The homestay option can be a good choice for newcomers to Australia who feel they might need a family away from home to help them adapt to their new environment.

Trinity College student, Hanna said she was very satisfied with her homestay experience because she had built a good relationship with her host.

According to Hanna, her host “treated her like her own granddaughter”. The host would always drive her to the train station when she needed to take a train to the city as her house was a 30 minute walk from the station. Also, before going grocery shopping, her host would always ask if she wanted to come along.

Many students also feel that their conversational English had also improved as a result of their homestay with a local family.

Hanna said her spoken English had greatly improved after four months in a homestay.

If you’re looking for cheap and short-term accommodation, a homestay would be a wise choice. Trinity student Nu Nu said that “other options are expensive and they require students to stay for at least six months”.

Are there any disadvantages?


As homestays are usually located in the suburbs, the long commute to school is often frustrating for many international students.

Trinity College’s Housing and Accomodation Manager, Jennifer Walsh said students  would “spend such a long time travelling every day that they have much less time for study than their peers who live near the school”.

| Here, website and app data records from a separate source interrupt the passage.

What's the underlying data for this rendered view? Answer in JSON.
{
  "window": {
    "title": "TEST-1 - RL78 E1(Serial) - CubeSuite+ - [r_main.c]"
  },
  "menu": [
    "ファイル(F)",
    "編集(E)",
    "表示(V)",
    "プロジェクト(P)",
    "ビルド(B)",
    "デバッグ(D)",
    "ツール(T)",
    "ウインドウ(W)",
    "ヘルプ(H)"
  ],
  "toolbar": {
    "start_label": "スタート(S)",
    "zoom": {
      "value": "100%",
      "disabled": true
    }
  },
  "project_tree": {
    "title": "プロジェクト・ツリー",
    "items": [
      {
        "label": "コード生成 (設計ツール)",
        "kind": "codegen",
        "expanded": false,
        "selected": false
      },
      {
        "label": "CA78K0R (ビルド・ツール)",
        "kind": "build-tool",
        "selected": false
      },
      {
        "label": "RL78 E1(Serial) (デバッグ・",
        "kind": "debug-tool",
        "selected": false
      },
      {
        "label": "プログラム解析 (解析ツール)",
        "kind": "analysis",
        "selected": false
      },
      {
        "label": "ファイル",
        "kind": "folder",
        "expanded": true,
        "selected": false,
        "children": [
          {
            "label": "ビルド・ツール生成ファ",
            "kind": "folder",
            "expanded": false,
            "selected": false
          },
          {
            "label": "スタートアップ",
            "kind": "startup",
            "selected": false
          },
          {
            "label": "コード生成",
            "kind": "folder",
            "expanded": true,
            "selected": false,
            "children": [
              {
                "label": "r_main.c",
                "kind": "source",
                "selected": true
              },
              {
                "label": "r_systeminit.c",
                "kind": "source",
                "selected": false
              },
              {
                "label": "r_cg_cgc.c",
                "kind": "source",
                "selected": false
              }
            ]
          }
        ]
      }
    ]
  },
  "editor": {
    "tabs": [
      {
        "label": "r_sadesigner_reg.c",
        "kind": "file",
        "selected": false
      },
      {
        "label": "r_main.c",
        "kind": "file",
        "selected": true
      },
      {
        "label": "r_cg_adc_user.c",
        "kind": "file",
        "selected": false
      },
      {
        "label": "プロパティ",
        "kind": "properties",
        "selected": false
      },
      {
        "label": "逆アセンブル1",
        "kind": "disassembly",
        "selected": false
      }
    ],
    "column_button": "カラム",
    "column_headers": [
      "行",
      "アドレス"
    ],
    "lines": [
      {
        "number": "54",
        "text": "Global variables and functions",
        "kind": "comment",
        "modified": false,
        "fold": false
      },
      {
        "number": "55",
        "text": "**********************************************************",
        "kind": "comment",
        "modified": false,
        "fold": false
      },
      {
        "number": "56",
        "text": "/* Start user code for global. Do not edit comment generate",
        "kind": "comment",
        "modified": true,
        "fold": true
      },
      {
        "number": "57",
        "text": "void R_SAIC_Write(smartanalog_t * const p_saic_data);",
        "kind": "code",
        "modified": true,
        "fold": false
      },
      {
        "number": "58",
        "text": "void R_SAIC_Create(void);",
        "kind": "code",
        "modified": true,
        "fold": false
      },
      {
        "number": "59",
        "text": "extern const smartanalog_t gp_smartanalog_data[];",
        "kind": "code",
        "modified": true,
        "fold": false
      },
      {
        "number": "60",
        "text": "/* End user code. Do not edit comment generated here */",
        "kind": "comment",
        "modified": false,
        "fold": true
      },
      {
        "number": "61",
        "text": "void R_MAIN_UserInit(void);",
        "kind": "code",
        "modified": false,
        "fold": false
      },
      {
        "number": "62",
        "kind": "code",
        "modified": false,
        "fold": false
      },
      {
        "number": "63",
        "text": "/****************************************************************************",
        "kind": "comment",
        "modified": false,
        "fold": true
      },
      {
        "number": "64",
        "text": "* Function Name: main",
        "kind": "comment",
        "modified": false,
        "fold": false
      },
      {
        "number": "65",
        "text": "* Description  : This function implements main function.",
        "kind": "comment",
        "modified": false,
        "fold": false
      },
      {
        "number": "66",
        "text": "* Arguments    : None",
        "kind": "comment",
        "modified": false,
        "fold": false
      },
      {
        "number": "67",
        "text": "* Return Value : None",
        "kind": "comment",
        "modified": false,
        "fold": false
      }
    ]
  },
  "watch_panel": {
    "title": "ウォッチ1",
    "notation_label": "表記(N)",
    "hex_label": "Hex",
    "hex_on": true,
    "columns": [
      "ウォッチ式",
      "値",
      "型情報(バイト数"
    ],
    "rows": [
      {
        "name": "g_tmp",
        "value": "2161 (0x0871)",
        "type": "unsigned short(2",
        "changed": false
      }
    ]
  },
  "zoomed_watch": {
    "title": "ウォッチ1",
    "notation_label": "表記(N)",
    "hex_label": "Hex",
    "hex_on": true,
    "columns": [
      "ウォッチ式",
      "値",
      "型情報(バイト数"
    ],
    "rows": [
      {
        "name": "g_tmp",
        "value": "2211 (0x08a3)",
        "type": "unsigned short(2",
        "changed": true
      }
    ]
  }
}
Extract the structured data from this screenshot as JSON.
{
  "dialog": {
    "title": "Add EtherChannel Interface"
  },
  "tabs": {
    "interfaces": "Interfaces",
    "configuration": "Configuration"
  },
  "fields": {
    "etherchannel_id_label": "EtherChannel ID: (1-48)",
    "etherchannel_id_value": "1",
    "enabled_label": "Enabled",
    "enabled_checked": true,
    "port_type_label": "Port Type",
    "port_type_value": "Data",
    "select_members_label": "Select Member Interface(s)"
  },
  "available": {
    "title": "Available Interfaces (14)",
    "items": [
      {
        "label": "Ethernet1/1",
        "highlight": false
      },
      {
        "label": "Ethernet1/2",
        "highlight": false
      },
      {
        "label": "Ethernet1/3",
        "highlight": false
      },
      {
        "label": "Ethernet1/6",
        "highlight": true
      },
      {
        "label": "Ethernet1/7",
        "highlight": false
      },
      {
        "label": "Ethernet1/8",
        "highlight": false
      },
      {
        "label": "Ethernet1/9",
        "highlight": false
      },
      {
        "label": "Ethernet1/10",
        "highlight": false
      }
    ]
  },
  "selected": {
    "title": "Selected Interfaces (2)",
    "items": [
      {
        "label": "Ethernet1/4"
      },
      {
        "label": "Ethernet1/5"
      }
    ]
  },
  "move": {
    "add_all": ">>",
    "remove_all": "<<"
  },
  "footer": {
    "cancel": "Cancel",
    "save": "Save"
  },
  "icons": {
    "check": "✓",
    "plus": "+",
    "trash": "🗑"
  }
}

Some homestay families may also impose restrictions on students’ shower time, which may also make some students feel uncomfortable. According to Nu Nu, she was not permitted to shower after 9pm because the bathroom was above the kids’ bedroom and the shower noise would disrupt their sleep.

Food can be a problem as well as some students might feel the way their host family plan out their meals can leave them a little unsatisfied.

“The family would sometimes eat the same food for both lunch and dinner,” said Nu Nu.

In the end, the homestay experience often depends on your own personality and lifestyle preferences.

“Some people may prefer living on their own, while some others may choose a homestay because of the social environment,” Ms Walsh said.

This story was produced by Media and Communication students at Trinity College Foundation Studies as part of Meld’s community newsroom collaboration. Education institutions, student clubs/societies and community groups interested in being involved can get in touch us via